The modern software delivery is FAST. Most of the software companies will claim to work in an agile way while having good DevOps practices. However, the “fastness” of software delivery for the industry is a wide spectrum. It can range from hundreds of deployments every day via complex CI/CD pipeline to having a manual upload of .war files to some servers.
Even without considering the speed of delivery, as the codebase and number of engineers pushing code grow, your team will require some CI/CD process to avoid bottlenecks (i.e. pinging the “DevOps Guy” to upload the binary to the prod server). The main benefit of continuous integration and delivery is neither the speed of delivery nor the ease of collaboration. It is the fast feedback loop. The faster you can ship your product (even with bugs), the faster you can identify the bugs and fix ‘em (or get feedback on improving the features). In this blog, I’ll write about the dilemma clients face when choosing CI/CD tools and make a few comparisons between traditional CI/CD tools and K8s-native CI/CD tools.
What are your options?
Would you like some orange juice?
Organic or regular?
With or without added calcium?
–> With calcium pls.
No pulp, some pulp or lots of pulp? Brand-name or no-name? Would you like it cold or normal temperature?
Whether it’s a consumer product or a software product, MORE is not always helpful. Having choices is good but too many choices can lead to confusion. If you’re trying to find the right open-source CI/CD tool for your team, these are your options (and more projects are added every month).
You might be listening to a DevOps talk from Netflix where they mention about their complex build pipelines with hundreds of deployments every day. You might be reading an AWS whitepaper on latest container security and how to integrate that into the CI/CD pipeline. But then you feel lost when you come back to your product - a Java monolith with two developers pushing code every week.
So the answer to the choice of the right CI/CD tool is:
Kubernetes or not, THAT is the question.
There are many avenues to tackle the question of the right CI/CD tool. I’ll answer based on the software architecture and deployment platform. So whether you need a K8s-native CI/CD tool is not the first question to ask. The first two questions I ask the clients I talk to:
Are your apps microservices and runnings as containers? Are you using Kubernetes? Whether to choose Kubernetes or not is not in the scope of this blog but this medium article can be a good start.
Once you decide that containers and orchestration tools like Kubernetes can be a good fit for your software product, you can compare K8s-native CI/CD tools with traditional CI/CD tools.
Comparing K8s-native CI/CD with traditional CI/CD
The following table summarizes the challenges around a traditional CI/CD server and makes comparison to a K8s-native CI/CD server:
|Traditional CI/CD Server||Kubernetes-native CI/CD|
|Logging and monitoring is on an external agent||Centralized logging and monitoring|

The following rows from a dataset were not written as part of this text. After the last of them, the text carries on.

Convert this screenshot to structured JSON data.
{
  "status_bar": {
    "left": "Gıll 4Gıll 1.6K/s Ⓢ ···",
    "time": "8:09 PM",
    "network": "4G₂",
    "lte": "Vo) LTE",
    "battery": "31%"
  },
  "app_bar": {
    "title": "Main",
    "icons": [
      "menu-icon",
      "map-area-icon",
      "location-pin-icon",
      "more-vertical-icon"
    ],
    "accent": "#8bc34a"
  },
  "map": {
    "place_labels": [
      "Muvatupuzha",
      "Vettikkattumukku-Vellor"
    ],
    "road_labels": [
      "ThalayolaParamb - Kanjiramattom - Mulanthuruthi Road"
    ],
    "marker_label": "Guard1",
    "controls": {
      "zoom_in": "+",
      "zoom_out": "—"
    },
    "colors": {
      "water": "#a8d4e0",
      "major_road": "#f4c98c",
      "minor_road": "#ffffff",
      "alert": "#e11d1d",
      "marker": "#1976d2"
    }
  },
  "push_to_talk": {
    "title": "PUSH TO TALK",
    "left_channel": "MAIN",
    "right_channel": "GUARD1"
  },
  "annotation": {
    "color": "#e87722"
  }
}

|High-availability is not possible or complex to achieve||The platform guarantees high-availability|
|Self-healing is not possible (retry logic for some tools)||Self-healing comes by default –resources are pods|
|Most common CI/CD servers are from a pre-container era||Developed for containers and Kubernetes; runs as containers on Kubernetes|
Challenges around K8s-native CI/CD adoption
There is no free lunch. The benefits of a K8s-native CI/CD server come at a cost. It is paramount that you know of these challenges before going all in.
- Steep learning curve: Kubernetes is hard. Since the pre-requisite is Kubernetes adoption, transitioning from traditional tools might take some time.
- Fairly new technology: Most K8s-native CI/CD tools have been out only for a few years and have not GA-ed yet. So these tools are not “battle-tested” yet and very few companies are running them in production. This also means that there will be limited resources available online for these tools.
- Resistance: If your team is already using an established CI/CD tool, there might be resistance towards a new tool.
Now that you know the benefits as well as the challenges around a K8s-native CI/CD tool, here are the three steps you can follow for a smooth transition:
- Research: As a team, do your own research if the K8s-native tool is a good fit for your product.
- PoC: Play around with the tool with non-production codebase. This is the time to explore it’s capabilities and weaknesses. This is also a good time to learn about the community and the level of support available.
- Go live (with caution): If you’re satisfied, start using the tool with production codebase BUT with a backup plan, in case you need to rollback. If you’ve enjoyed reading this blog and would like to get started with a popular K8s-native CI/CD tool, you can give Tekton a try. This repo contains a hands-on tutorial.